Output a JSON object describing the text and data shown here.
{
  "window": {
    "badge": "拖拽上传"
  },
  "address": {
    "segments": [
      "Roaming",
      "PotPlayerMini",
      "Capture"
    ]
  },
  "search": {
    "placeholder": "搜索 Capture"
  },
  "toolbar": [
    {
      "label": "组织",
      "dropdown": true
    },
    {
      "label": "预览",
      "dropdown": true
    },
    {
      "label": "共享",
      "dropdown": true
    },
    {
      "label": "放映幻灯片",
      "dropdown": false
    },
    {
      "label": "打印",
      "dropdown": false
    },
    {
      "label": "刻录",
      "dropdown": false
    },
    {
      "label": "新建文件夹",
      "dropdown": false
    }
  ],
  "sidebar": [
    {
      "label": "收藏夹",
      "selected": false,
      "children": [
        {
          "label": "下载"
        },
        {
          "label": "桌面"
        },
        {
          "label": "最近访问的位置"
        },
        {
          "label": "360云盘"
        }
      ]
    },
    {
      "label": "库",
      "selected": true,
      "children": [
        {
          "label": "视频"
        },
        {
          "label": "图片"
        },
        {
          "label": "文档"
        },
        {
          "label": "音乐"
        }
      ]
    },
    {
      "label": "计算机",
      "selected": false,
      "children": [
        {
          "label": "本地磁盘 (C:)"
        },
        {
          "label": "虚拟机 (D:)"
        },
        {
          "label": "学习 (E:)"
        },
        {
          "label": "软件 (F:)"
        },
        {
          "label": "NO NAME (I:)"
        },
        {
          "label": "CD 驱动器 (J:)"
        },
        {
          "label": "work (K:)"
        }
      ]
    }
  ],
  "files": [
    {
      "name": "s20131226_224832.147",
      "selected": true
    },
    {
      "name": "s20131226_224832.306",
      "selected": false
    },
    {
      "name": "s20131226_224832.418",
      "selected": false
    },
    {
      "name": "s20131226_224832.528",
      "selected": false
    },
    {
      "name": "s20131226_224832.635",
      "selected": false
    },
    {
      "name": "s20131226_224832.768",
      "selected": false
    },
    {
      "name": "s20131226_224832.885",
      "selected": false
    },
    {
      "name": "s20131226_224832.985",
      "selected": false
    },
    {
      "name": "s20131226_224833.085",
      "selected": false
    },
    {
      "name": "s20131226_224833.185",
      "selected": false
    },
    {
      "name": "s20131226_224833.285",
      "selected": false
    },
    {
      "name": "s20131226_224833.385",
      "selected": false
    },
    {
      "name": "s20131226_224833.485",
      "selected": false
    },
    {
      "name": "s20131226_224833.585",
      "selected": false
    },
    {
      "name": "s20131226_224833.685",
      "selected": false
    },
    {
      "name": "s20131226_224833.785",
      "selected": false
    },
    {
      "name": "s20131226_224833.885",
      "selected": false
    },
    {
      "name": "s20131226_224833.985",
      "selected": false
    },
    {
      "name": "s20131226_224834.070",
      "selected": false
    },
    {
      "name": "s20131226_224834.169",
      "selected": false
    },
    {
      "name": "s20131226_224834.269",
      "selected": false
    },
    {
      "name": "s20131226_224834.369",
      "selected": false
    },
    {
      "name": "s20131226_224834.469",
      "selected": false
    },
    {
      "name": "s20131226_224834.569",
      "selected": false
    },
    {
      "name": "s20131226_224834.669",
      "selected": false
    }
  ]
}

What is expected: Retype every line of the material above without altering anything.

Finished task:
Output a JSON object describing the text and data shown here.
{
  "window": {
    "badge": "拖拽上传"
  },
  "address": {
    "segments": [
      "Roaming",
      "PotPlayerMini",
      "Capture"
    ]
  },
  "search": {
    "placeholder": "搜索 Capture"
  },
  "toolbar": [
    {
      "label": "组织",
      "dropdown": true
    },
    {
      "label": "预览",
      "dropdown": true
    },
    {
      "label": "共享",
      "dropdown": true
    },
    {
      "label": "放映幻灯片",
      "dropdown": false
    },
    {
      "label": "打印",
      "dropdown": false
    },
    {
      "label": "刻录",
      "dropdown": false
    },
    {
      "label": "新建文件夹",
      "dropdown": false
    }
  ],
  "sidebar": [
    {
      "label": "收藏夹",
      "selected": false,
      "children": [
        {
          "label": "下载"
        },
        {
          "label": "桌面"
        },
        {
          "label": "最近访问的位置"
        },
        {
          "label": "360云盘"
        }
      ]
    },
    {
      "label": "库",
      "selected": true,
      "children": [
        {
          "label": "视频"
        },
        {
          "label": "图片"
        },
        {
          "label": "文档"
        },
        {
          "label": "音乐"
        }
      ]
    },
    {
      "label": "计算机",
      "selected": false,
      "children": [
        {
          "label": "本地磁盘 (C:)"
        },
        {
          "label": "虚拟机 (D:)"
        },
        {
          "label": "学习 (E:)"
        },
        {
          "label": "软件 (F:)"
        },
        {
          "label": "NO NAME (I:)"
        },
        {
          "label": "CD 驱动器 (J:)"
        },
        {
          "label": "work (K:)"
        }
      ]
    }
  ],
  "files": [
    {
      "name": "s20131226_224832.147",
      "selected": true
    },
    {
      "name": "s20131226_224832.306",
      "selected": false
    },
    {
      "name": "s20131226_224832.418",
      "selected": false
    },
    {
      "name": "s20131226_224832.528",
      "selected": false
    },
    {
      "name": "s20131226_224832.635",
      "selected": false
    },
    {
      "name": "s20131226_224832.768",
      "selected": false
    },
    {
      "name": "s20131226_224832.885",
      "selected": false
    },
    {
      "name": "s20131226_224832.985",
      "selected": false
    },
    {
      "name": "s20131226_224833.085",
      "selected": false
    },
    {
      "name": "s20131226_224833.185",
      "selected": false
    },
    {
      "name": "s20131226_224833.285",
      "selected": false
    },
    {
      "name": "s20131226_224833.385",
      "selected": false
    },
    {
      "name": "s20131226_224833.485",
      "selected": false
    },
    {
      "name": "s20131226_224833.585",
      "selected": false
    },
    {
      "name": "s20131226_224833.685",
      "selected": false
    },
    {
      "name": "s20131226_224833.785",
      "selected": false
    },
    {
      "name": "s20131226_224833.885",
      "selected": false
    },
    {
      "name": "s20131226_224833.985",
      "selected": false
    },
    {
      "name": "s20131226_224834.070",
      "selected": false
    },
    {
      "name": "s20131226_224834.169",
      "selected": false
    },
    {
      "name": "s20131226_224834.269",
      "selected": false
    },
    {
      "name": "s20131226_224834.369",
      "selected": false
    },
    {
      "name": "s20131226_224834.469",
      "selected": false
    },
    {
      "name": "s20131226_224834.569",
      "selected": false
    },
    {
      "name": "s20131226_224834.669",
      "selected": false
    }
  ]
}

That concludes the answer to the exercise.